_Brief_
Copy each line below as it stands, but skip any picture it contains.

[Entries from a dataset of interfaces]

◆ ◆ ◆

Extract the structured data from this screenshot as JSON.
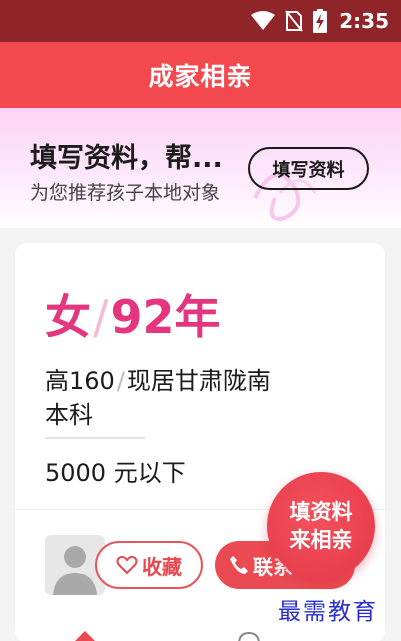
{
  "status_bar": {
    "time": "2:35",
    "icons": [
      "wifi-icon",
      "no-sim-icon",
      "battery-charging-icon"
    ]
  },
  "header": {
    "title": "成家相亲"
  },
  "promo": {
    "title": "填写资料，帮...",
    "subtitle": "为您推荐孩子本地对象",
    "button_label": "填写资料"
  },
  "profile": {
    "gender": "女",
    "year": "92年",
    "separator": "/",
    "height": "高160",
    "location": "现居甘肃陇南",
    "education": "本科",
    "income": "5000 元以下",
    "avatar_icon": "default-avatar-icon"
  },
  "actions": {
    "favorite_label": "收藏",
    "favorite_icon": "heart-outline-icon",
    "contact_label": "联系",
    "contact_icon": "phone-icon"
  },
  "fab": {
    "line1": "填资料",
    "line2": "来相亲"
  },
  "watermark": {
    "text": "最需教育"
  },
  "colors": {
    "status_bar": "#8f2528",
    "header": "#f2484e",
    "accent_pink": "#e4357f",
    "button_red": "#ec4a52"
  }
}
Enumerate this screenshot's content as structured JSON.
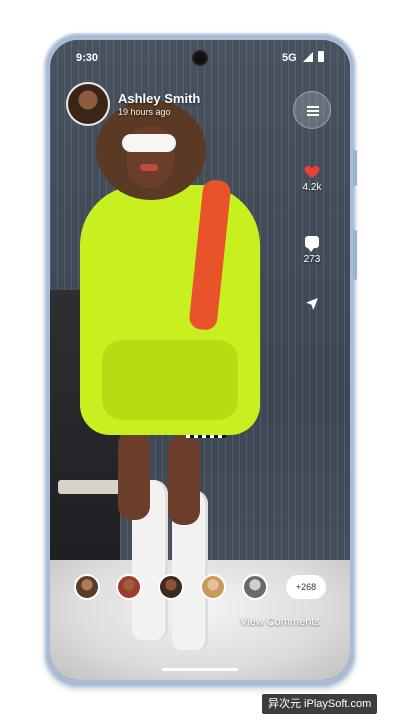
{
  "status_bar": {
    "time": "9:30",
    "network": "5G"
  },
  "post": {
    "user_name": "Ashley Smith",
    "time_ago": "19 hours ago"
  },
  "actions": {
    "likes": "4.2k",
    "comments": "273"
  },
  "viewers": {
    "more_count": "+268",
    "view_comments_label": "View Comments"
  },
  "watermark": "异次元 iPlaySoft.com",
  "colors": {
    "heart": "#e5413b",
    "hoodie": "#c8f01e",
    "phone_frame": "#a8bcd6"
  },
  "icons": [
    "menu-icon",
    "heart-icon",
    "comment-icon",
    "send-icon"
  ]
}
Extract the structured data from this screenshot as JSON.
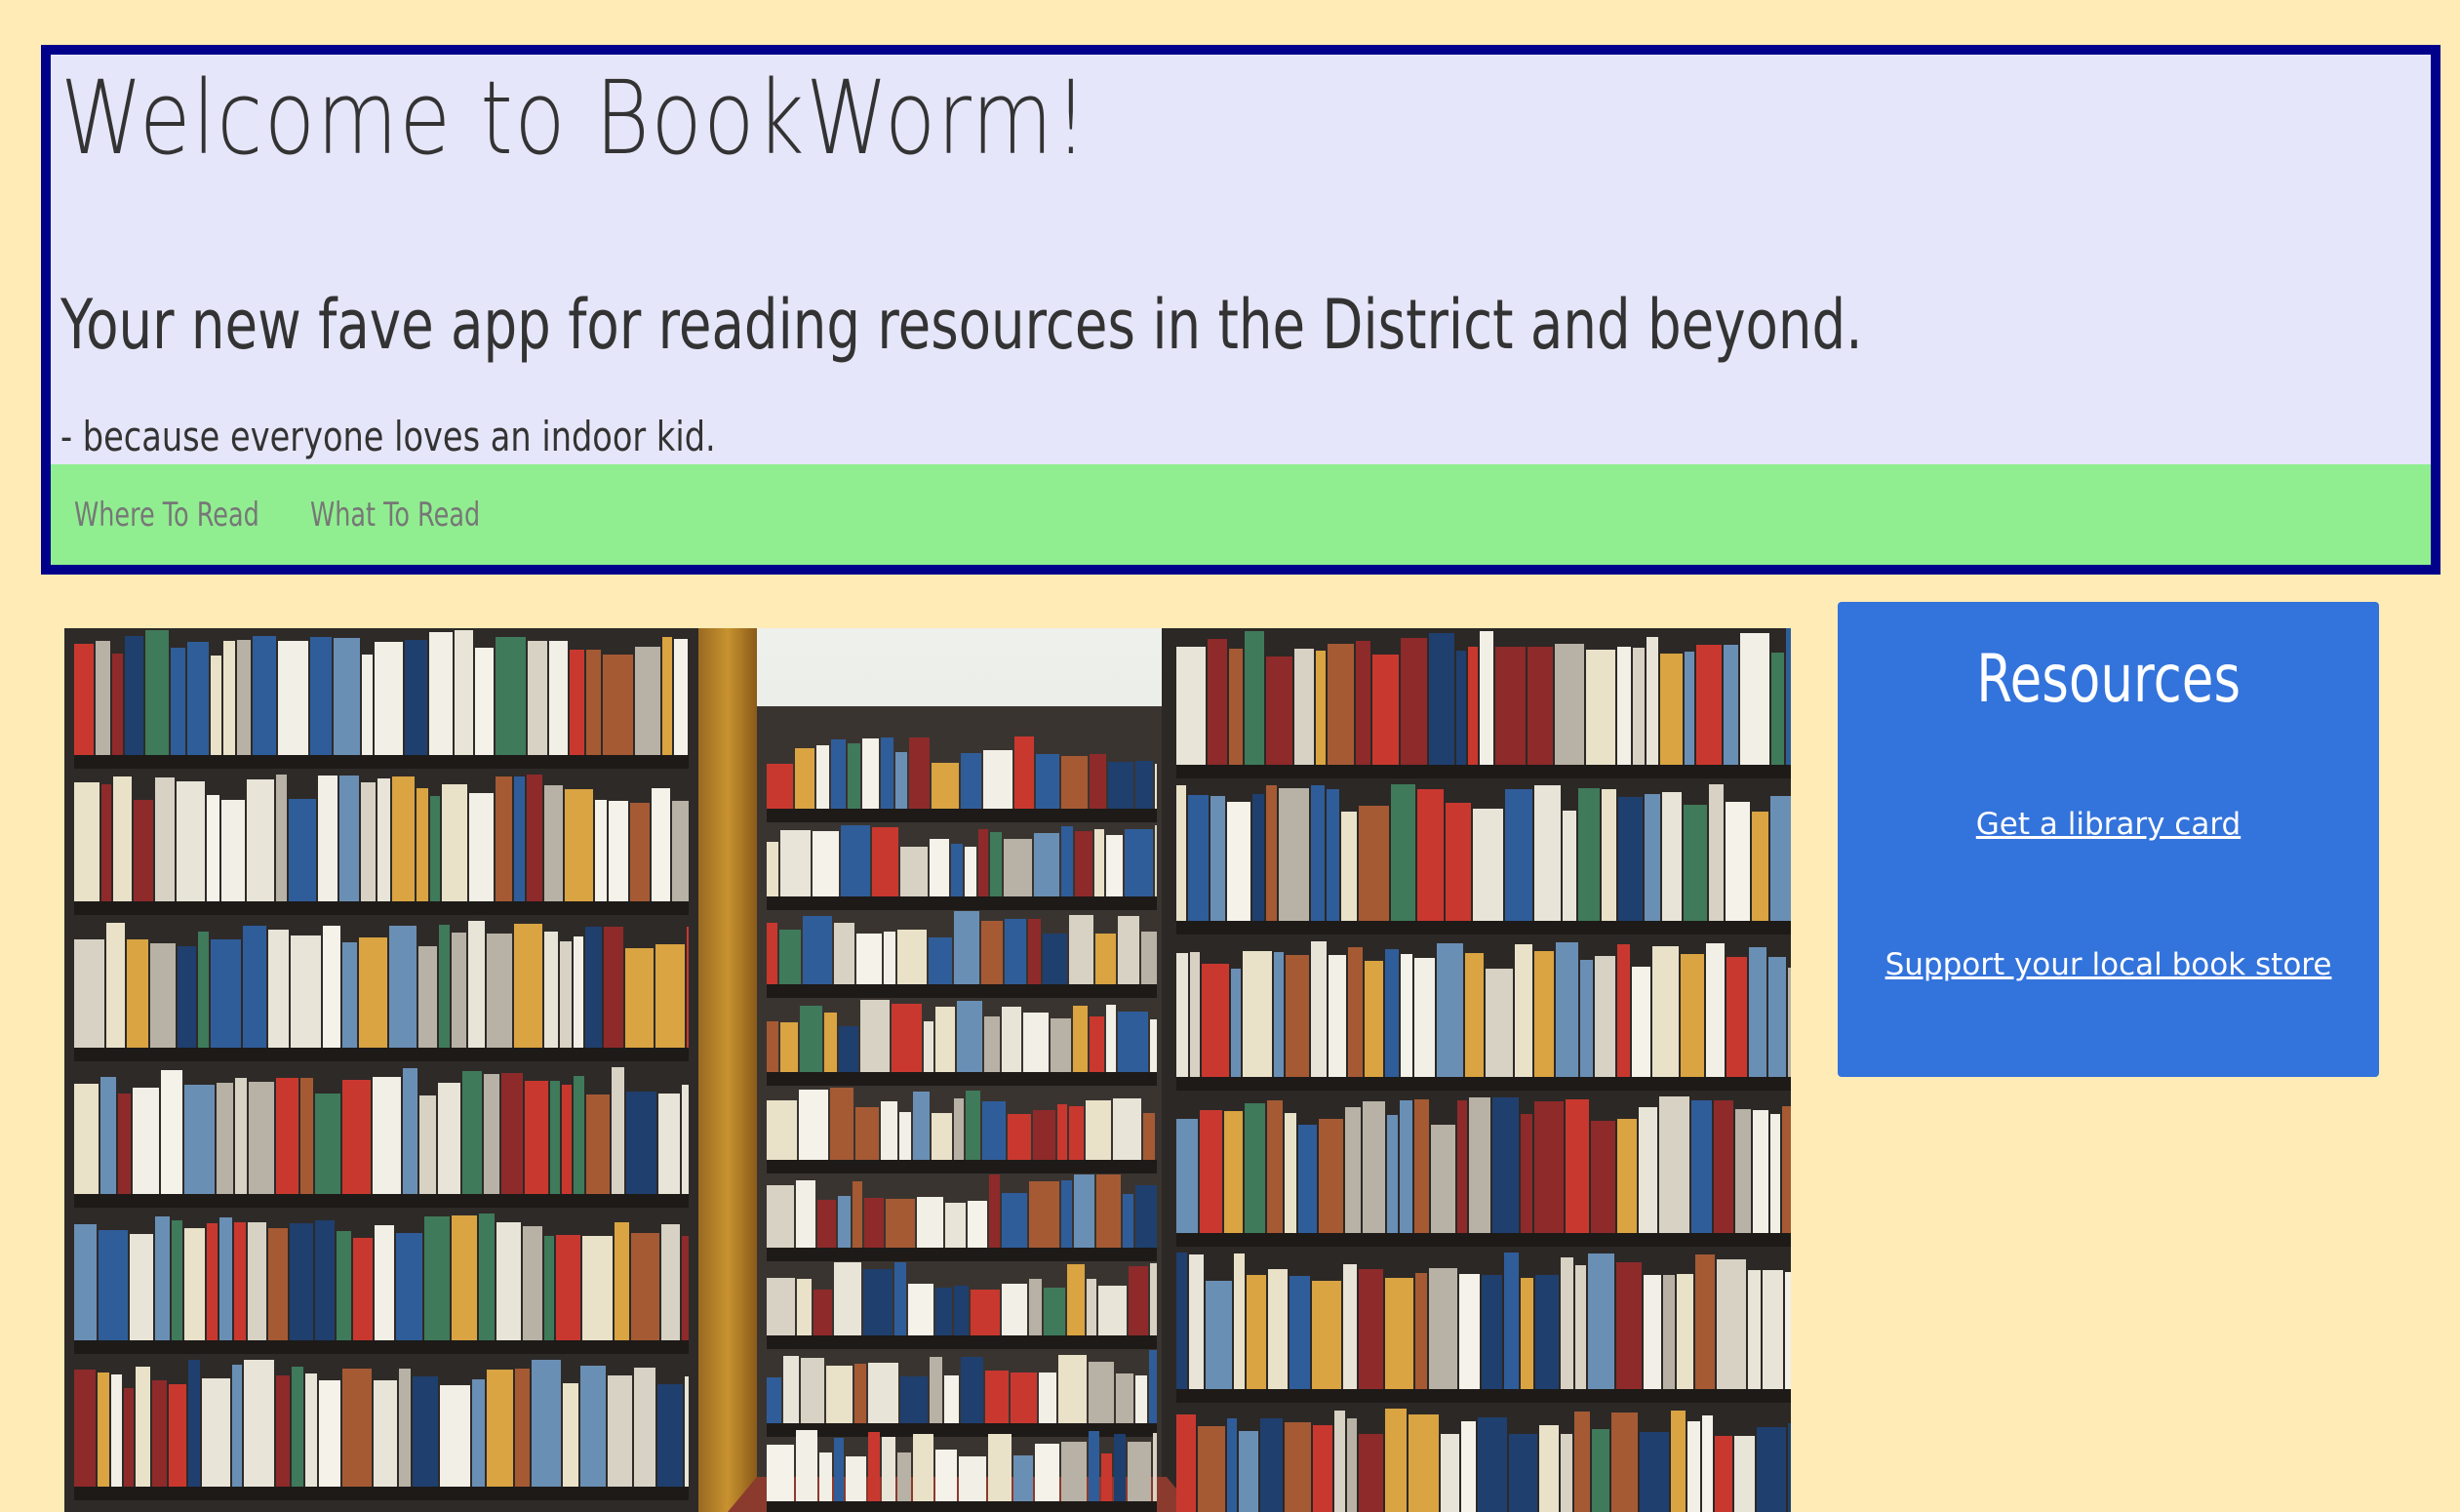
{
  "header": {
    "title": "Welcome to BookWorm!",
    "tagline": "Your new fave app for reading resources in the District and beyond.",
    "subtagline": "- because everyone loves an indoor kid."
  },
  "nav": {
    "items": [
      {
        "label": "Where To Read"
      },
      {
        "label": "What To Read"
      }
    ]
  },
  "hero_image": {
    "icon": "library-bookshelves-photo"
  },
  "resources": {
    "title": "Resources",
    "links": [
      {
        "label": "Get a library card"
      },
      {
        "label": "Support your local book store"
      }
    ]
  },
  "colors": {
    "page_background": "#FFEBB5",
    "header_background": "#E6E6FA",
    "header_border": "#00008B",
    "nav_background": "#90EE90",
    "nav_text": "#777777",
    "resources_background": "#3373DC",
    "text_dark": "#333333"
  }
}
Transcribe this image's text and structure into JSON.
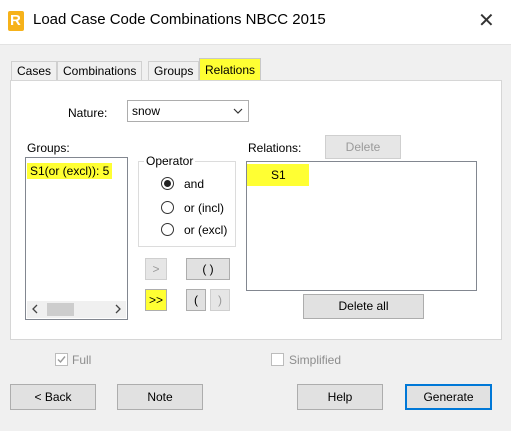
{
  "window": {
    "title": "Load Case Code Combinations NBCC 2015",
    "app_icon_letter": "R",
    "close_glyph": "✕"
  },
  "tabs": [
    {
      "label": "Cases",
      "active": false
    },
    {
      "label": "Combinations",
      "active": false
    },
    {
      "label": "Groups",
      "active": false
    },
    {
      "label": "Relations",
      "active": true
    }
  ],
  "nature": {
    "label": "Nature:",
    "value": "snow"
  },
  "groups": {
    "label": "Groups:",
    "items": [
      "S1(or (excl)): 5"
    ]
  },
  "operator": {
    "label": "Operator",
    "options": [
      {
        "label": "and",
        "checked": true
      },
      {
        "label": "or (incl)",
        "checked": false
      },
      {
        "label": "or (excl)",
        "checked": false
      }
    ]
  },
  "operator_buttons": {
    "add": ">",
    "add_all": ">>",
    "parens": "( )",
    "open_paren": "(",
    "close_paren": ")"
  },
  "relations": {
    "label": "Relations:",
    "delete_label": "Delete",
    "items": [
      "S1"
    ],
    "delete_all_label": "Delete all"
  },
  "options": {
    "full_label": "Full",
    "full_checked": true,
    "simplified_label": "Simplified",
    "simplified_checked": false
  },
  "footer": {
    "back_label": "< Back",
    "note_label": "Note",
    "help_label": "Help",
    "generate_label": "Generate"
  },
  "colors": {
    "highlight": "#ffff33",
    "accent": "#0078d7"
  },
  "icons": {
    "dropdown": "chevron-down-icon",
    "scroll_left": "arrow-left-icon",
    "scroll_right": "arrow-right-icon",
    "check": "checkmark-icon"
  }
}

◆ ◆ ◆

_Solution_
Extract the structured data from this screenshot as JSON.
{
  "status_bar": {
    "time": "2:35",
    "icons": [
      "wifi-icon",
      "no-sim-icon",
      "battery-charging-icon"
    ]
  },
  "header": {
    "title": "成家相亲"
  },
  "promo": {
    "title": "填写资料，帮...",
    "subtitle": "为您推荐孩子本地对象",
    "button_label": "填写资料"
  },
  "profile": {
    "gender": "女",
    "year": "92年",
    "separator": "/",
    "height": "高160",
    "location": "现居甘肃陇南",
    "education": "本科",
    "income": "5000 元以下",
    "avatar_icon": "default-avatar-icon"
  },
  "actions": {
    "favorite_label": "收藏",
    "favorite_icon": "heart-outline-icon",
    "contact_label": "联系",
    "contact_icon": "phone-icon"
  },
  "fab": {
    "line1": "填资料",
    "line2": "来相亲"
  },
  "watermark": {
    "text": "最需教育"
  },
  "colors": {
    "status_bar": "#8f2528",
    "header": "#f2484e",
    "accent_pink": "#e4357f",
    "button_red": "#ec4a52"
  }
}
Enumerate this screenshot's content as structured JSON.
{
  "status_bar": {
    "time": "9:30",
    "network": "5G"
  },
  "post": {
    "user_name": "Ashley Smith",
    "time_ago": "19 hours ago"
  },
  "actions": {
    "likes": "4.2k",
    "comments": "273"
  },
  "viewers": {
    "more_count": "+268",
    "view_comments_label": "View Comments"
  },
  "watermark": "异次元 iPlaySoft.com",
  "colors": {
    "heart": "#e5413b",
    "hoodie": "#c8f01e",
    "phone_frame": "#a8bcd6"
  },
  "icons": [
    "menu-icon",
    "heart-icon",
    "comment-icon",
    "send-icon"
  ]
}
Extract the structured data from this screenshot as JSON.
{
  "header": {
    "title": "Welcome to BookWorm!",
    "tagline": "Your new fave app for reading resources in the District and beyond.",
    "subtagline": "- because everyone loves an indoor kid."
  },
  "nav": {
    "items": [
      {
        "label": "Where To Read"
      },
      {
        "label": "What To Read"
      }
    ]
  },
  "hero_image": {
    "icon": "library-bookshelves-photo"
  },
  "resources": {
    "title": "Resources",
    "links": [
      {
        "label": "Get a library card"
      },
      {
        "label": "Support your local book store"
      }
    ]
  },
  "colors": {
    "page_background": "#FFEBB5",
    "header_background": "#E6E6FA",
    "header_border": "#00008B",
    "nav_background": "#90EE90",
    "nav_text": "#777777",
    "resources_background": "#3373DC",
    "text_dark": "#333333"
  }
}
Transcribe this image's text and structure into JSON.
{
  "window": {
    "title": "Load Case Code Combinations NBCC 2015",
    "app_icon_letter": "R",
    "close_glyph": "✕"
  },
  "tabs": [
    {
      "label": "Cases",
      "active": false
    },
    {
      "label": "Combinations",
      "active": false
    },
    {
      "label": "Groups",
      "active": false
    },
    {
      "label": "Relations",
      "active": true
    }
  ],
  "nature": {
    "label": "Nature:",
    "value": "snow"
  },
  "groups": {
    "label": "Groups:",
    "items": [
      "S1(or (excl)): 5"
    ]
  },
  "operator": {
    "label": "Operator",
    "options": [
      {
        "label": "and",
        "checked": true
      },
      {
        "label": "or (incl)",
        "checked": false
      },
      {
        "label": "or (excl)",
        "checked": false
      }
    ]
  },
  "operator_buttons": {
    "add": ">",
    "add_all": ">>",
    "parens": "( )",
    "open_paren": "(",
    "close_paren": ")"
  },
  "relations": {
    "label": "Relations:",
    "delete_label": "Delete",
    "items": [
      "S1"
    ],
    "delete_all_label": "Delete all"
  },
  "options": {
    "full_label": "Full",
    "full_checked": true,
    "simplified_label": "Simplified",
    "simplified_checked": false
  },
  "footer": {
    "back_label": "< Back",
    "note_label": "Note",
    "help_label": "Help",
    "generate_label": "Generate"
  },
  "colors": {
    "highlight": "#ffff33",
    "accent": "#0078d7"
  },
  "icons": {
    "dropdown": "chevron-down-icon",
    "scroll_left": "arrow-left-icon",
    "scroll_right": "arrow-right-icon",
    "check": "checkmark-icon"
  }
}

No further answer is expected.